**TASK GOAL**
Each record must be output exactly and in full.

**DATASET**
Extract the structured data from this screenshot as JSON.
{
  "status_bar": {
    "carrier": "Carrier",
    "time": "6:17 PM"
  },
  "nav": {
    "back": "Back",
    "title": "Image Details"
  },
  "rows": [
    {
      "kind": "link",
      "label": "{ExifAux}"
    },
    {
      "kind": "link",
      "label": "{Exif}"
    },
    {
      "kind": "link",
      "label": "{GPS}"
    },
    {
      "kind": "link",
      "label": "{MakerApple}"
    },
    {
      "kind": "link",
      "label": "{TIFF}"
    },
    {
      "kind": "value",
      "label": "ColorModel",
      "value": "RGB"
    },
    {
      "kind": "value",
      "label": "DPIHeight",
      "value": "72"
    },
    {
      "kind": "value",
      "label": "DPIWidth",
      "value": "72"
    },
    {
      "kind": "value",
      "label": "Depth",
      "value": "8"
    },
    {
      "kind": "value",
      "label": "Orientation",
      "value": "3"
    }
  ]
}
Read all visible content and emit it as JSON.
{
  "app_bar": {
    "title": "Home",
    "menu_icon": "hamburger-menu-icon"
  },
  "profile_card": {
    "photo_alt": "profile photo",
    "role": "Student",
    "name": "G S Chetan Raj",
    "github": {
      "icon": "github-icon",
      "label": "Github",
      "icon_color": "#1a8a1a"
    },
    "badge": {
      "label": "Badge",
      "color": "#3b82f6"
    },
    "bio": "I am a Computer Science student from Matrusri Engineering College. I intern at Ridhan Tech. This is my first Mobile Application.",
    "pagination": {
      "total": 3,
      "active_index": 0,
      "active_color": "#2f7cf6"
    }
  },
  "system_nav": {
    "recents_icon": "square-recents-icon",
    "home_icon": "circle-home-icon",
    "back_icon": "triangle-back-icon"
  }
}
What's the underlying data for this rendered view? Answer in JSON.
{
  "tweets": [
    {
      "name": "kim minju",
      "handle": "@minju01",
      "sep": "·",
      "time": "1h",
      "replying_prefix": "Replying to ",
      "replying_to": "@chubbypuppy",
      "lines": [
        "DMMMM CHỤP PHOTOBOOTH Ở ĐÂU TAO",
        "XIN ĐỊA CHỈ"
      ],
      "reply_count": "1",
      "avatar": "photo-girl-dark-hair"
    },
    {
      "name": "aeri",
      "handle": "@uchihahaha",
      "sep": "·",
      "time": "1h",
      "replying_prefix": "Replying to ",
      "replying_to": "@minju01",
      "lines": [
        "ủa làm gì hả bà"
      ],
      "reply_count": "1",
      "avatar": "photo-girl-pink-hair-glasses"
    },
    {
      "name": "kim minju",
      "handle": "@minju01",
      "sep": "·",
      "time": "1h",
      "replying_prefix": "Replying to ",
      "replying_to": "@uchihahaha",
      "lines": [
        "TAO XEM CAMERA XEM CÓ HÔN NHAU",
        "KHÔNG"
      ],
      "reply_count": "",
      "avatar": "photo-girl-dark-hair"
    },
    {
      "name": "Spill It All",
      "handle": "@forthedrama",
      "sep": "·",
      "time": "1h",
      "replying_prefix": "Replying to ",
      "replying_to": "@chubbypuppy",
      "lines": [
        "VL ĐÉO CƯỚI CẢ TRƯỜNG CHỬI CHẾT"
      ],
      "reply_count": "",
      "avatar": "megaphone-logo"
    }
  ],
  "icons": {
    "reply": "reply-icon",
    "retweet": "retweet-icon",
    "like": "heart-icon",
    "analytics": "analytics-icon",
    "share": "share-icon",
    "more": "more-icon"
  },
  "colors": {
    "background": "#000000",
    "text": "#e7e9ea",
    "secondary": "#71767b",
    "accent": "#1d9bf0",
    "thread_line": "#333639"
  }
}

**RESPONSE BELOW**
Extract the structured data from this screenshot as JSON.
{
  "status_bar": {
    "carrier": "Carrier",
    "time": "6:17 PM"
  },
  "nav": {
    "back": "Back",
    "title": "Image Details"
  },
  "rows": [
    {
      "kind": "link",
      "label": "{ExifAux}"
    },
    {
      "kind": "link",
      "label": "{Exif}"
    },
    {
      "kind": "link",
      "label": "{GPS}"
    },
    {
      "kind": "link",
      "label": "{MakerApple}"
    },
    {
      "kind": "link",
      "label": "{TIFF}"
    },
    {
      "kind": "value",
      "label": "ColorModel",
      "value": "RGB"
    },
    {
      "kind": "value",
      "label": "DPIHeight",
      "value": "72"
    },
    {
      "kind": "value",
      "label": "DPIWidth",
      "value": "72"
    },
    {
      "kind": "value",
      "label": "Depth",
      "value": "8"
    },
    {
      "kind": "value",
      "label": "Orientation",
      "value": "3"
    }
  ]
}
Read all visible content and emit it as JSON.
{
  "app_bar": {
    "title": "Home",
    "menu_icon": "hamburger-menu-icon"
  },
  "profile_card": {
    "photo_alt": "profile photo",
    "role": "Student",
    "name": "G S Chetan Raj",
    "github": {
      "icon": "github-icon",
      "label": "Github",
      "icon_color": "#1a8a1a"
    },
    "badge": {
      "label": "Badge",
      "color": "#3b82f6"
    },
    "bio": "I am a Computer Science student from Matrusri Engineering College. I intern at Ridhan Tech. This is my first Mobile Application.",
    "pagination": {
      "total": 3,
      "active_index": 0,
      "active_color": "#2f7cf6"
    }
  },
  "system_nav": {
    "recents_icon": "square-recents-icon",
    "home_icon": "circle-home-icon",
    "back_icon": "triangle-back-icon"
  }
}
What's the underlying data for this rendered view? Answer in JSON.
{
  "tweets": [
    {
      "name": "kim minju",
      "handle": "@minju01",
      "sep": "·",
      "time": "1h",
      "replying_prefix": "Replying to ",
      "replying_to": "@chubbypuppy",
      "lines": [
        "DMMMM CHỤP PHOTOBOOTH Ở ĐÂU TAO",
        "XIN ĐỊA CHỈ"
      ],
      "reply_count": "1",
      "avatar": "photo-girl-dark-hair"
    },
    {
      "name": "aeri",
      "handle": "@uchihahaha",
      "sep": "·",
      "time": "1h",
      "replying_prefix": "Replying to ",
      "replying_to": "@minju01",
      "lines": [
        "ủa làm gì hả bà"
      ],
      "reply_count": "1",
      "avatar": "photo-girl-pink-hair-glasses"
    },
    {
      "name": "kim minju",
      "handle": "@minju01",
      "sep": "·",
      "time": "1h",
      "replying_prefix": "Replying to ",
      "replying_to": "@uchihahaha",
      "lines": [
        "TAO XEM CAMERA XEM CÓ HÔN NHAU",
        "KHÔNG"
      ],
      "reply_count": "",
      "avatar": "photo-girl-dark-hair"
    },
    {
      "name": "Spill It All",
      "handle": "@forthedrama",
      "sep": "·",
      "time": "1h",
      "replying_prefix": "Replying to ",
      "replying_to": "@chubbypuppy",
      "lines": [
        "VL ĐÉO CƯỚI CẢ TRƯỜNG CHỬI CHẾT"
      ],
      "reply_count": "",
      "avatar": "megaphone-logo"
    }
  ],
  "icons": {
    "reply": "reply-icon",
    "retweet": "retweet-icon",
    "like": "heart-icon",
    "analytics": "analytics-icon",
    "share": "share-icon",
    "more": "more-icon"
  },
  "colors": {
    "background": "#000000",
    "text": "#e7e9ea",
    "secondary": "#71767b",
    "accent": "#1d9bf0",
    "thread_line": "#333639"
  }
}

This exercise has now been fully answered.